  18. 18. Review of Week 4: “Constructs of the Real and the Rhetoric of Games” "Molleindustria: 10 Years Of Radical Socio-Political Video Games” (2013) by Chris Priestman, IndieStatik
  19. 19. An Interview with Paolo Pedercini, aka Molleindustria Paolo Pedercini is a Professor of Experimental Game Design at Carnegie Mellon University’s School of Art, and a distinguished artist and political activist. He expresses political critiques and leftist ideologies via the medium of video games, all personally created and published under his moniker, Molleindustria. Molleindustria games daringly address and challenges a wide range of polemical real world issues, such as religion, sex and gender, terrorism, capitalism, and copyright laws. In his interview with Chris Priestman, Paolo Pedercini reveals his intentions for expressing via the game medium.
  20. 20. On Games and Simulations for Sensemaking “I want to see games and simulations being used to make sense of the world around us; I want to see them next to text or moving images – and not in an ancillary role. I want to see more journalism, more philosophy, more history education, more experimental geography, conceived natively for interactive media.” (Pedercini)
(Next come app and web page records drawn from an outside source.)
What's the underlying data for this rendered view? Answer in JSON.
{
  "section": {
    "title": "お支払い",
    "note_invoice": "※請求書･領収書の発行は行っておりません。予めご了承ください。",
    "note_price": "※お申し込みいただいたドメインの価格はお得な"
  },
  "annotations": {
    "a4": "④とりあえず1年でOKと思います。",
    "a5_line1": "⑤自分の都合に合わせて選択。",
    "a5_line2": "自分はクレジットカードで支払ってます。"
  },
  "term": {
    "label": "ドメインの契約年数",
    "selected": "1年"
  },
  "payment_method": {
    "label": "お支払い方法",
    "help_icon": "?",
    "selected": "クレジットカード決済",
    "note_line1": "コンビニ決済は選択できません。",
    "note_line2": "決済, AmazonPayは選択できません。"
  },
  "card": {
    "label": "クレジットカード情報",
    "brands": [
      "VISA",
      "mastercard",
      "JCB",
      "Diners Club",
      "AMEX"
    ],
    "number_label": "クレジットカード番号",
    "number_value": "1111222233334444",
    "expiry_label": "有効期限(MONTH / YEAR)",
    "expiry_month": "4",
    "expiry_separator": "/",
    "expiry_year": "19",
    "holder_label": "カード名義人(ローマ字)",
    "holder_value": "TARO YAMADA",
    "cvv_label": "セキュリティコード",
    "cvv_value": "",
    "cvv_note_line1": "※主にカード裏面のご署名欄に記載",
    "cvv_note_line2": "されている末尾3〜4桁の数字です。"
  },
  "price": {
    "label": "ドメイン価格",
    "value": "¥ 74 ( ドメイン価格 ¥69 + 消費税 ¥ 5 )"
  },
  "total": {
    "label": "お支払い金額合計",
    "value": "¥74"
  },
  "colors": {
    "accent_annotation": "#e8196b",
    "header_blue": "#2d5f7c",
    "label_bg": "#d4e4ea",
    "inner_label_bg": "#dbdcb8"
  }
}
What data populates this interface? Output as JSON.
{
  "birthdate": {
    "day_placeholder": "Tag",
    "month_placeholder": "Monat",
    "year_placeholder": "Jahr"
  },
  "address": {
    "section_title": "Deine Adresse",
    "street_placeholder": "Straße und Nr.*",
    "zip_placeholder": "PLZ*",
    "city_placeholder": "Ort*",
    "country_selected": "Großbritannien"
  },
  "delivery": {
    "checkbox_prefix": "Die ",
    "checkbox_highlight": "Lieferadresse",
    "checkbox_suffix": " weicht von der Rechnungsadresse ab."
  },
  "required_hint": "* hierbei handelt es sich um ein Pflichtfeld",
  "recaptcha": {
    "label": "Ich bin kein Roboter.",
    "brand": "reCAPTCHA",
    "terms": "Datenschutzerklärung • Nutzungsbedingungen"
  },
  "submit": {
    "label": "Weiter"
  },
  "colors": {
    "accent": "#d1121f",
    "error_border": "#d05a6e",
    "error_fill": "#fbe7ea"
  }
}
  21. 21. On Game Design Creating Myths “Interactive media come with an exceptional bias toward ambiguity. You can’t quite make a clear argument, as you would with plain text or speech. People play and interact in different ways and tend to apply their pre-existing mental models to interpret what happened and why – something that, in computer games, isn’t always explicit. Intentionally or not, game designers create a constellation of meanings and allow players to explore it. If you are a critical gamer, you may try to test the limits of this constellation, find out what worlds are possible, what actions are forbidden. You may want to map these design choices against your understanding of “real world” systems. You may realize, for example, that all the cities allowed by SimCity are essentially manifestations of the same urbanist idea/myth.” (Pedercini)
  22. 22. On Designing Critical Play “I think the role of a socially conscious game designer is to foster this type of critical play. . . . This is, however, very different from Bioshock’s approach to politics and history. Ken Levine claims that the Bioshock titles work as Rorschach tests, since some players see them as a love letters to Objectivism, while others as attacks to Tea Party or Occupy Wall Street movements. This ambiguity is built in and intentional; it’s a way to infuse a dumb shooting game with a sense of importance, a way to give the idea of dealing with serious and complex issues while cowardly withdrawing from any position or judgement. Or, as Levine says, these games are about *not* buying into any of these “extreme” ideas. Guess what. That’s also an ideology. It’s Liberalism, and it’s about putting patches here and there while keeping things as they are.” (Pedercini)
  23. 23. A Molleindustria Game “Every Day the Same Dream” by Molleindustria
  24. 24. Watch Webinar To This Lecture
  25. 25. Lecture By: Sherry Jones Game Studies Facilitator Philosophy, Rhetoric, Game Studies @autnes Writings & Webinars Access Slides: http://bit.ly/gamestudies5